Records contained in a dataset

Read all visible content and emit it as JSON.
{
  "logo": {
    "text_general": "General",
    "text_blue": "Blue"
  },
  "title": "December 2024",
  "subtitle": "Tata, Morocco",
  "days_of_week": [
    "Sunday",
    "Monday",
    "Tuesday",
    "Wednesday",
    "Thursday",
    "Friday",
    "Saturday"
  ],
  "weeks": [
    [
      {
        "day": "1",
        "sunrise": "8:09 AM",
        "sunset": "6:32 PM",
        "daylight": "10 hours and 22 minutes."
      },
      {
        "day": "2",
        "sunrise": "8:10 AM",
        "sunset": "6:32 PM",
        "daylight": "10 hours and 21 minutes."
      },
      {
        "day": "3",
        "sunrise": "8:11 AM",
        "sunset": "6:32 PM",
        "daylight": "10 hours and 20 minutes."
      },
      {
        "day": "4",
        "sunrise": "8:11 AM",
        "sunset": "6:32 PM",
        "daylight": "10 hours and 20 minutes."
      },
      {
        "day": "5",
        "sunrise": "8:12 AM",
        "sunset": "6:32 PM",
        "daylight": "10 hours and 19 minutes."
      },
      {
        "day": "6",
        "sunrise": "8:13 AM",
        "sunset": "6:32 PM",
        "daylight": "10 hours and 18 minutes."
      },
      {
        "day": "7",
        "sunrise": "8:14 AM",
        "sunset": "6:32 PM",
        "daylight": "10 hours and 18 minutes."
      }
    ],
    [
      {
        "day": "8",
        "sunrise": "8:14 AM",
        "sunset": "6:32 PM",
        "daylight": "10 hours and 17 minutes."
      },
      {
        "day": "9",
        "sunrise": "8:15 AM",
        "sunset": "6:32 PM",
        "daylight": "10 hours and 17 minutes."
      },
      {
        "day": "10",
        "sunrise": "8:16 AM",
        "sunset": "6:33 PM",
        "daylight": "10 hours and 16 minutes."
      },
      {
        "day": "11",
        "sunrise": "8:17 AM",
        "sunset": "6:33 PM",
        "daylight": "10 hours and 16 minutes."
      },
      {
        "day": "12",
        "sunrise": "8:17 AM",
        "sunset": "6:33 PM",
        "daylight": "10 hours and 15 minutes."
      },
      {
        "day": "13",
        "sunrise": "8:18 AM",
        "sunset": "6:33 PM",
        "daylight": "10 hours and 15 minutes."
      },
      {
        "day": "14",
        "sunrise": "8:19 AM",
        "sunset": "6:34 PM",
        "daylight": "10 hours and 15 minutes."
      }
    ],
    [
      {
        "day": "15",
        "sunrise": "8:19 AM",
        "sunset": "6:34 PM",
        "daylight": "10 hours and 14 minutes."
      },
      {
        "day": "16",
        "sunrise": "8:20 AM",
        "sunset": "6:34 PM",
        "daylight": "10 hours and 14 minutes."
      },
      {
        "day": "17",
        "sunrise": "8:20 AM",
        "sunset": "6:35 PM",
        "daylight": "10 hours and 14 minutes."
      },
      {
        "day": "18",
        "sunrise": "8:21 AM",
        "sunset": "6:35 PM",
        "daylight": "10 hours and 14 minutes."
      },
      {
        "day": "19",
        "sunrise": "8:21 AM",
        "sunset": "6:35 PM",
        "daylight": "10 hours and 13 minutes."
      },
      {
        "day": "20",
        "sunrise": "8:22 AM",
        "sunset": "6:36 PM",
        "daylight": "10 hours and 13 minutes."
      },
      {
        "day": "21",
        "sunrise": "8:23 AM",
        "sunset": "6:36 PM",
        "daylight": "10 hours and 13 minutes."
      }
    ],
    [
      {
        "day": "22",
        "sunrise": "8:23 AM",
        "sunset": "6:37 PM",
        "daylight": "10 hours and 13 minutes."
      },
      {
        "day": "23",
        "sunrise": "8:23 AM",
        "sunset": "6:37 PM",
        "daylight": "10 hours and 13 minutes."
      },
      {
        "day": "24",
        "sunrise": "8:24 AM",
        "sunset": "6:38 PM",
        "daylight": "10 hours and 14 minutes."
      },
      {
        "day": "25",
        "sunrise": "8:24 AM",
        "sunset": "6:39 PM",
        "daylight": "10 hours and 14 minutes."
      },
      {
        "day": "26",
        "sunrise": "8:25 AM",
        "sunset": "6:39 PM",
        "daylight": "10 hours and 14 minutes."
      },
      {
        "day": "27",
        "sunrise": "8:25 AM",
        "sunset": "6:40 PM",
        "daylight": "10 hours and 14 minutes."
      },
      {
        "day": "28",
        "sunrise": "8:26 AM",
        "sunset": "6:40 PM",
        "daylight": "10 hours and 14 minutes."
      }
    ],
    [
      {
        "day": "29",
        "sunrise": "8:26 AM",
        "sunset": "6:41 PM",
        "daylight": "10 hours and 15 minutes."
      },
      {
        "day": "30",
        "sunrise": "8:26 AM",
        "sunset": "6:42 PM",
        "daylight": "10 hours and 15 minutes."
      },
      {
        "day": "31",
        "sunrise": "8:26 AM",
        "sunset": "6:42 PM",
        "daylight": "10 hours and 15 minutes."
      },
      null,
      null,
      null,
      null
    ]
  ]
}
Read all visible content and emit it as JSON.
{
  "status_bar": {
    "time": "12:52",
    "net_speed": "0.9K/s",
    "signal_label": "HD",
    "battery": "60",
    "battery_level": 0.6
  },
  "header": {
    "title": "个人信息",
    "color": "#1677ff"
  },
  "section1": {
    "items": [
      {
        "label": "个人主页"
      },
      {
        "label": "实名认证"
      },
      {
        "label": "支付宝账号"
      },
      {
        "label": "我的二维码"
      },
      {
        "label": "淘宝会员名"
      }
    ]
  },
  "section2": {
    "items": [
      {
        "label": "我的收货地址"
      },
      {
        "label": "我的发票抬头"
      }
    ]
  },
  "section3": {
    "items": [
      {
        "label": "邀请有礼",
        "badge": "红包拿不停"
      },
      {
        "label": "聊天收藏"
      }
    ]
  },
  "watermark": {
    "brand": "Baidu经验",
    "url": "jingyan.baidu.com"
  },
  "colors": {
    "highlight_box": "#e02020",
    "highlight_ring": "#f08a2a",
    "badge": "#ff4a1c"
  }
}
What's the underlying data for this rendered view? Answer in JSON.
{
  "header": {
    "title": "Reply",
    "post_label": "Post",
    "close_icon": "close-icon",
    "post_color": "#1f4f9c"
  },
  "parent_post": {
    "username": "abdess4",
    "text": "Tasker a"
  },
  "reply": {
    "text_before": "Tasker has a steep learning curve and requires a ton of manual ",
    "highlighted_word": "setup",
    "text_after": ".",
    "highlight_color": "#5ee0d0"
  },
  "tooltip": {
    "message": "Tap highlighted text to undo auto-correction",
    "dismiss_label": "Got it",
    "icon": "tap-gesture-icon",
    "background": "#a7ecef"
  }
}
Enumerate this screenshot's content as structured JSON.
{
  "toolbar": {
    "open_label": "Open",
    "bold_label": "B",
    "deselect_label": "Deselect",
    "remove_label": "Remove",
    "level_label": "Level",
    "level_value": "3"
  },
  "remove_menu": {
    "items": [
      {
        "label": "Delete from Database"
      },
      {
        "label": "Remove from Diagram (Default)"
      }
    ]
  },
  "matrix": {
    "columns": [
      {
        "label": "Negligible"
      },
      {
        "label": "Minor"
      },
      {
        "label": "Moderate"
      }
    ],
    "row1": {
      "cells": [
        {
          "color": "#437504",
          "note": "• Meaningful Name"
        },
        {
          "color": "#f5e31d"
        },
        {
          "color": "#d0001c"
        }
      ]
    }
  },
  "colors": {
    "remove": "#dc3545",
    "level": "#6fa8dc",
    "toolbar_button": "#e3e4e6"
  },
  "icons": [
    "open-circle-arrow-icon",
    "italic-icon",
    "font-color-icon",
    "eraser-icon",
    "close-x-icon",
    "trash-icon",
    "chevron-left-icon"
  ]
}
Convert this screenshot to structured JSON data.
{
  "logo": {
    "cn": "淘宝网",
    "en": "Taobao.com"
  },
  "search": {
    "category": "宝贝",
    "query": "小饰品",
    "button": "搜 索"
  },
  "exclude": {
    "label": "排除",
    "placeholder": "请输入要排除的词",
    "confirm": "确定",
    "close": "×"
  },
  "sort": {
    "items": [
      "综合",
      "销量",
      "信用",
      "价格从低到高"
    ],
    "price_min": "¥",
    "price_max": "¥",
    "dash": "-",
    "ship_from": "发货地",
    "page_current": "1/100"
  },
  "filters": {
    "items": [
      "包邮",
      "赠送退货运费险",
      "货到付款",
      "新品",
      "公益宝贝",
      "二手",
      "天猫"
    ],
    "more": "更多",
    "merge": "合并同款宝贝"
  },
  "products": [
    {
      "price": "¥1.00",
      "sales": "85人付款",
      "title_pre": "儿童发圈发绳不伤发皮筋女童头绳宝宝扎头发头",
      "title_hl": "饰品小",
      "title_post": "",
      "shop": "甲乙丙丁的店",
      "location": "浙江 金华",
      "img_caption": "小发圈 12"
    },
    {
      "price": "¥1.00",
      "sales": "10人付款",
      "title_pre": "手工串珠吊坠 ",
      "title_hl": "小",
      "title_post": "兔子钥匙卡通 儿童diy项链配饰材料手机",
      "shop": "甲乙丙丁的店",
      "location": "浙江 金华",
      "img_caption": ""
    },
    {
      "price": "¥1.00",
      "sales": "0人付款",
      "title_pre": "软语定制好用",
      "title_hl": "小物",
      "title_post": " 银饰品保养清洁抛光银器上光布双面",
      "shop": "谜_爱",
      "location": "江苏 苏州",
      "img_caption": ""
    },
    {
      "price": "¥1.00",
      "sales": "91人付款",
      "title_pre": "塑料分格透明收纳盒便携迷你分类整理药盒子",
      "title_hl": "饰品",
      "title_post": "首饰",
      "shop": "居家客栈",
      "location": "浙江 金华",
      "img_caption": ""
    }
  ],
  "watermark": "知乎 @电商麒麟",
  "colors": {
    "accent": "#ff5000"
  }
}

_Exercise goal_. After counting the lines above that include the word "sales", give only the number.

_Solution below_. 4